The rest of this winter-y roasted carrot salad is a breeze to scheme up. I fixed up some pretty heirloom carrots in za’atar, that warm middle eastern spice blend (although it is based in the cultivation of dried and powdered za’atar bushes that grow wild in mountainous regions of the middle east), tossed them with some frisée for a whisper of bitterness, and a light blood orange and olive oil dressing, Some creamy avocado and a scoop of the cashew labneh complete the plate. This salad = pure wildin’ out. Go crazy with it, friends :)
za’atar roasted carrot salad with frisée, blood orange dressing + vegan cashew labneh
notes: If you can’t be bothered to make some cashew-based labneh at home (takes 2-3 full days), feel free to drain 1 cup of your favourite plain yogurt (goat, coconut, sheep, soy, cow etc) overnight with the juice of half a lemon and a sprinkle of salt (don’t stir it up!). A nice spoonful of Greek-style yogurt or Icelandic skyr would be great too.
1 cup raw cashews, soaked for 4 hours
scant 1/2 cup water
capful probiotic powder
pinch of sea salt
juice of 1/2 a lemon
1 lb carrots, washed + trimmed
2 tsp za’atar
1/4 cup olive oil, divided
1 head of frisée, cored, trimmed and cut into bite size pieces
juice of 1 blood orange
1 ripe avocado
salt + pepper
Start by making the cashew yogurt: combine the cashews, water, and probiotic powder in the pitcher of a blender. Blend on high for a few minutes, scraping the sides down here and there. Purée the cashews and scant 1/2 cup of water until a smooth paste forms.
Scrape the cashew cream into a sterilized jar. Cover the jar with a couple layers of cheese cloth and secure it at the top with a rubber band. Set the jar in a warm spot (not too warm) for 24-36 hours or until the mix has started to sour. I put my jar in the boiler room of the house and it was ready almost one and a half days later. Check it every 5-8 hours if you can. There should be some separation happening in the jar. If you see any mold on the surface, throw it out and start again.
Make the yogurt into labneh: Place a fine mesh strainer over a large bowl. Line the strainer with a paper towel or coffee filter. Scrape the cashew yogurt into the paper towel lined strainer. Squeeze the lemon over top and sprinkle with a bit of sea salt. Don’t stir it in! Cover the bowl and strainer with plastic wrap and place in the fridge overnight. The resulting labneh should be quite thick and it should have indentations from the paper towel. It is now ready to eat.
Preheat the oven to 400 degrees F.
Cut the carrots into 2-3 inch lenths, then cut those lengths into halves or quarters–depending on the thickness of your carrots.
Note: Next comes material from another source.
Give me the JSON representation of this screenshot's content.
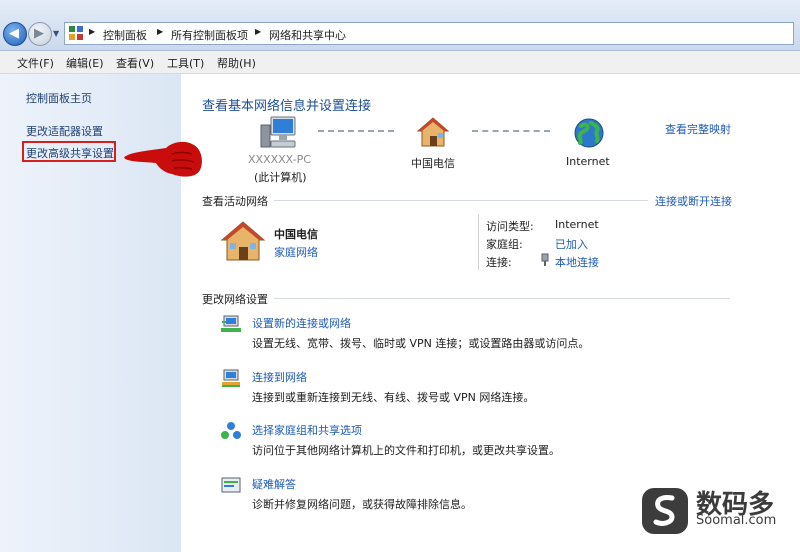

Toss the carrot batons with 1 tbsp of the olive oil, the za-atar, salt and pepper. Arrange them on a large baking sheet and roast for 20-25 minutes. They should be lightly browned and tender. Remove from the oven and allow them to cool.
While the carrots are roasting and cooling, trim up the frisée and place it in a large bowl. Peel and pit the avocado, cut it into quarters and set aside.
Add the roasted carrots to the frisée. Squeeze the blood orange over top and add the remaining extra virgin olive oil to the salad. Season the salad with salt and pepper to taste and toss it all together. Divide the roasted carrot salad among 4 plates. Add a quarter of the avocado and a dollop of labneh to each plate. Drizzle a bit of olive oil on top of the labneh and give it a finishing sprinkle of za’atar if you like.